§ What you are asked to do: In the following material, identify every line holding the string "Ответить" and return it.

§ Records supplied:
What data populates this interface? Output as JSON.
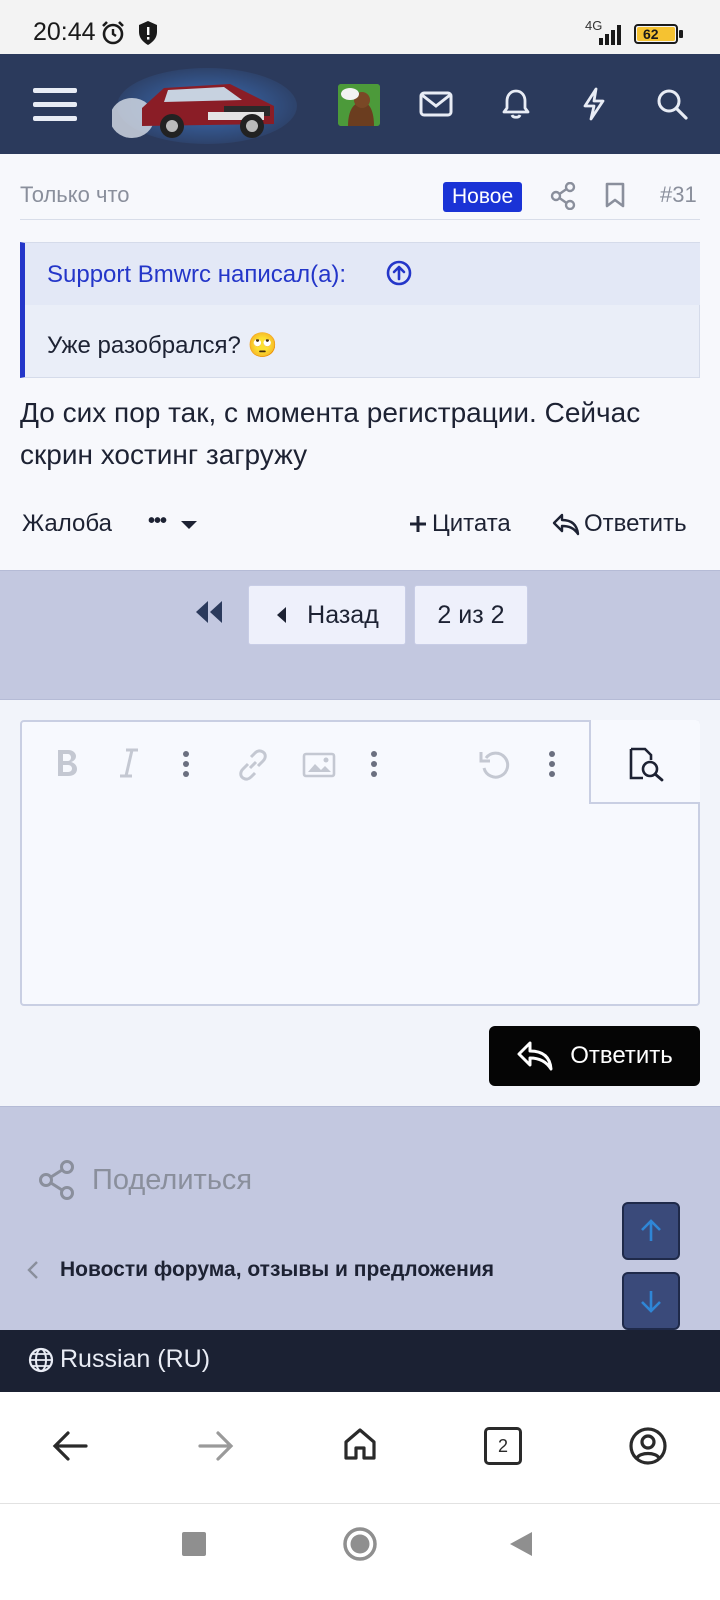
{
  "status": {
    "time": "20:44",
    "network": "4G",
    "battery": "62"
  },
  "post": {
    "time": "Только что",
    "badge": "Новое",
    "number": "#31",
    "quote_author": "Support Bmwrc написал(а):",
    "quote_text": "Уже разобрался? 🙄",
    "body": "До сих пор так, с момента регистрации. Сейчас скрин хостинг загружу",
    "report": "Жалоба",
    "more": "•••",
    "quote_action": "Цитата",
    "reply_action": "Ответить"
  },
  "pagination": {
    "back": "Назад",
    "current": "2 из 2"
  },
  "editor": {
    "reply_button": "Ответить"
  },
  "footer": {
    "share": "Поделиться",
    "breadcrumb": "Новости форума, отзывы и предложения",
    "language": "Russian (RU)"
  },
  "browser": {
    "tab_count": "2"
  },
  "colors": {
    "nav_bg": "#2b3a5c",
    "accent": "#2436c9",
    "badge": "#1a33d6",
    "band": "#c3c8e0",
    "footer_dark": "#1b2133"
  }
}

§ Final answer:
    "reply_action": "Ответить"
    "reply_button": "Ответить"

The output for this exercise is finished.